What are they?
Symptoms
First Aid
Prevention
 

What are poisonous plants?

Certain plants can be harmful if you touch them or eat them. In some cases, the whole plant is harmful, while in other cases just part of the plant is harmful. For example, rhubarb stalk can be eaten, but the leaves are poisonous.

Young children sometimes put harmful plants in their mouths while exploring. Adults sometimes pick harmful plants to eat, thinking they are safe.

In addition, certain plants, such as poison ivy, produce harmful fumes if you burn them.

Below is a list of some common plants in New England that can be harmful to people or pets. This list is not complete. If you know what a plant is, you can call the poison center at 1-800-222-1222 to find out whether it may be poisonous.

Harmful outdoor plants

  • American bittersweet (Celastrus scandens)
  • Autumn crocus
  • Azalea
  • Baneberry/snake berry
  • Bittersweet (nightshade family)
  • Boxwood
  • Buttercup
  • Castor bean/dog tick seeds
  • Daffodil/narcissus
  • Daphne
  • Delphinium/larkspur
  • Elderberry
  • False hellebore/Indian poke
  • Foxglove
  • Hyacinth
  • Iris
  • Lily-of-the-valley
  • Nightshades
  • Poison hemlock
  • Poison ivy
  • Rhododendron
  • Rhubarb (leaves)
  • Rosary pea
  • Sweet pea
  • Tobacco
  • Water hemlock
  • Wisteria
  • Yew

Harmful house plants

  • Aloe
  • Amaryllis
  • Caladium/elephant ear
  • Calla lily
  • Croton (Codiaeum variegatum)
  • Cyclamen
  • Dieffenbachia/dumbcane
  • English ivy
  • Jerusalem cherry
  • Mistletoe
  • Oleander
  • Peace lily
  • Philodendron
  • Pothos

What are the symptoms of poisoning from plants?

A poisonous plant may irritate the stomach or skin, or cause more serious symptoms, such as heart or breathing problems. You can find information on certain plants in our A to Z index, or contact the poison center for more information—call 1-800-222-1222, chat online or text POISON to 85511.

What should I do if someone has swallowed part of a harmful plant?

  • Take all pieces of the plant out of the person’s mouth.
  • Give them a few sips of water or milk.
  • Call the poison center at 1-800-222-1222.

What should I do if someone has touched a plant that may be harmful?

  • Wash the person’s skin gently with soap and water.
  • Call the poison center at 1-800-222-1222.

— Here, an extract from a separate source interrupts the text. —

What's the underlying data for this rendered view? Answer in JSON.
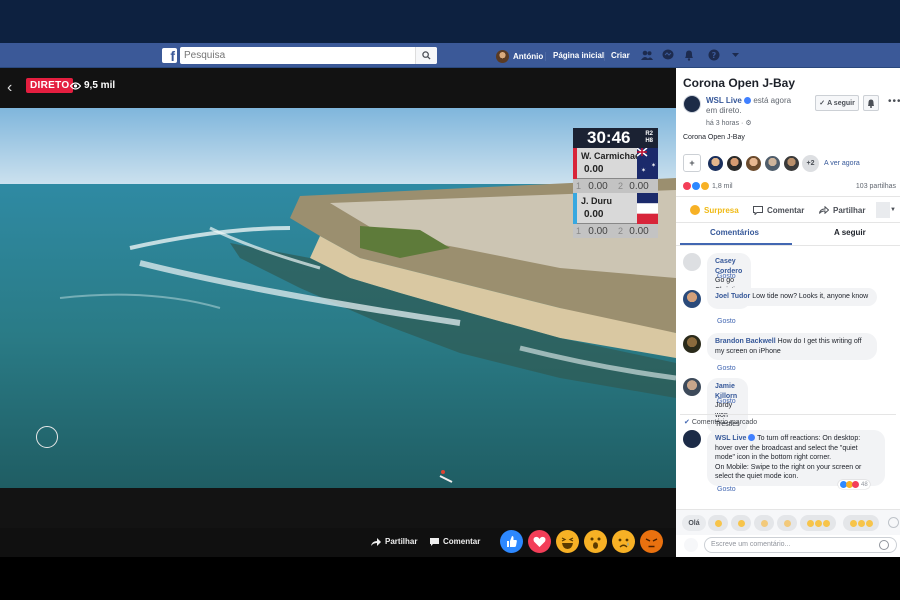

How can I prevent plant poisonings?

  • Identify the plants in and around your home. If you don’t know what a plant is, try taking it to a local greenhouse, garden center, nursery or agricultural extension office.
  • Find out if your plants are harmful. If you know what a plant is, contact the poison center to find out more about it. Call 1-800-222-1222, chat online or text POISON to 85511.
  • Get rid of harmful plants or keep them out of the reach of children.
  • Teach children to ask before touching or eating plants or berries.
  • Do not eat plants or berries that you find outside unless you are sure you know what they are.

Last Updated: Friday March 23rd 2018